Business Income Manual

Partnerships - general notes: definition

S1(1), S45 Partnership Act 1890, Sch1 Interpretation Act 1978

A partnership is defined as ‘the relation which subsists between persons carrying on a business in common with a view of profit’.

‘Persons’ includes artificial as well as natural persons, so an individual, a body corporate or the trustee of a settlement may all be partners. In England, Wales or Northern Ireland a partnership is not in law a legal person; so one partnership cannot become a member of another partnership, though the members may do so. For the position of partnerships in Scotland, see BIM82035.

You should note that a partnership, although it may not be a legal person, is still a ‘person’ for all purposes of the Taxes Acts unless the contrary intention appears because a ‘person’ includes ‘a body of persons corporate or unincorporate’ and a partnership is a body of persons unincorporate.

‘Business’ is defined as including ‘every trade, occupation or profession’. So ‘business’ is a very wide term, embracing almost every commercial activity, and is much wider than trade or profession alone. It includes a business of making investments. Simply making an investment is not enough, there has to be sufficient organisation, continuity to make the activity a business.

The expression ‘with a view of profit’ distinguishes partnerships from clubs and societies which do not have a profit seeking motive, and also from arrangements only to share expenditure, where each person keeps their own income, for example some dentists or medical practitioners with joint surgeries, or some crop-sharing agreements.

Partnership is a relationship resulting from a contract or agreement, oral or written. The implementation of that agreement creates the partnership relationship. If it is not implemented, it is not effective (Dickenson v Gross [1927] 11TC614).

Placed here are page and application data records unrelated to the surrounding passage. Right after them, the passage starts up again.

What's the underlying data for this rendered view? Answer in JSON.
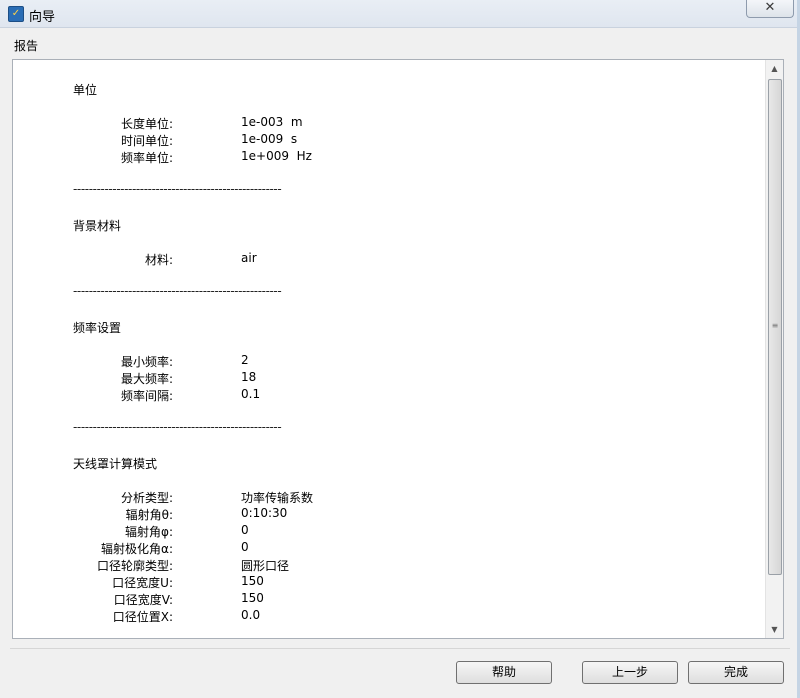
{
  "window": {
    "title": "向导",
    "close_glyph": "✕"
  },
  "section_label": "报告",
  "separator": "-----------------------------------------------------",
  "report": {
    "units": {
      "heading": "单位",
      "rows": [
        {
          "label": "长度单位:",
          "value": "1e-003  m"
        },
        {
          "label": "时间单位:",
          "value": "1e-009  s"
        },
        {
          "label": "频率单位:",
          "value": "1e+009  Hz"
        }
      ]
    },
    "background": {
      "heading": "背景材料",
      "rows": [
        {
          "label": "材料:",
          "value": "air"
        }
      ]
    },
    "frequency": {
      "heading": "频率设置",
      "rows": [
        {
          "label": "最小频率:",
          "value": "2"
        },
        {
          "label": "最大频率:",
          "value": "18"
        },
        {
          "label": "频率间隔:",
          "value": "0.1"
        }
      ]
    },
    "radome": {
      "heading": "天线罩计算模式",
      "rows": [
        {
          "label": "分析类型:",
          "value": "功率传输系数"
        },
        {
          "label": "辐射角θ:",
          "value": "0:10:30"
        },
        {
          "label": "辐射角φ:",
          "value": "0"
        },
        {
          "label": "辐射极化角α:",
          "value": "0"
        },
        {
          "label": "口径轮廓类型:",
          "value": "圆形口径"
        },
        {
          "label": "口径宽度U:",
          "value": "150"
        },
        {
          "label": "口径宽度V:",
          "value": "150"
        },
        {
          "label": "口径位置X:",
          "value": "0.0"
        }
      ]
    }
  },
  "buttons": {
    "help": "帮助",
    "back": "上一步",
    "finish": "完成"
  },
  "scrollbar": {
    "up_glyph": "▲",
    "down_glyph": "▼",
    "grip_glyph": "≡"
  }
}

There is no limit on the number of partners a partnership may have.